— Problem to work on —
The records below are to be retyped in full. Keep every word.

[Records contained in a dataset]

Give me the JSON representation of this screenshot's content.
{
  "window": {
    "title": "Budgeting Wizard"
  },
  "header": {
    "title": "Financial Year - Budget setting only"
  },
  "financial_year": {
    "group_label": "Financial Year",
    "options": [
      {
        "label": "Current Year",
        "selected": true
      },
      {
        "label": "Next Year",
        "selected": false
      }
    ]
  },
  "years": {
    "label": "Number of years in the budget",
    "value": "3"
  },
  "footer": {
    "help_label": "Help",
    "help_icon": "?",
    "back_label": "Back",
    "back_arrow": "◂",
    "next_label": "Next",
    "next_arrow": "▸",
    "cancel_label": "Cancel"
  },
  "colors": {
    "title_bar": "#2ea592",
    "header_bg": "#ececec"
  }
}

— Answer space —
Give me the JSON representation of this screenshot's content.
{
  "window": {
    "title": "Budgeting Wizard"
  },
  "header": {
    "title": "Financial Year - Budget setting only"
  },
  "financial_year": {
    "group_label": "Financial Year",
    "options": [
      {
        "label": "Current Year",
        "selected": true
      },
      {
        "label": "Next Year",
        "selected": false
      }
    ]
  },
  "years": {
    "label": "Number of years in the budget",
    "value": "3"
  },
  "footer": {
    "help_label": "Help",
    "help_icon": "?",
    "back_label": "Back",
    "back_arrow": "◂",
    "next_label": "Next",
    "next_arrow": "▸",
    "cancel_label": "Cancel"
  },
  "colors": {
    "title_bar": "#2ea592",
    "header_bg": "#ececec"
  }
}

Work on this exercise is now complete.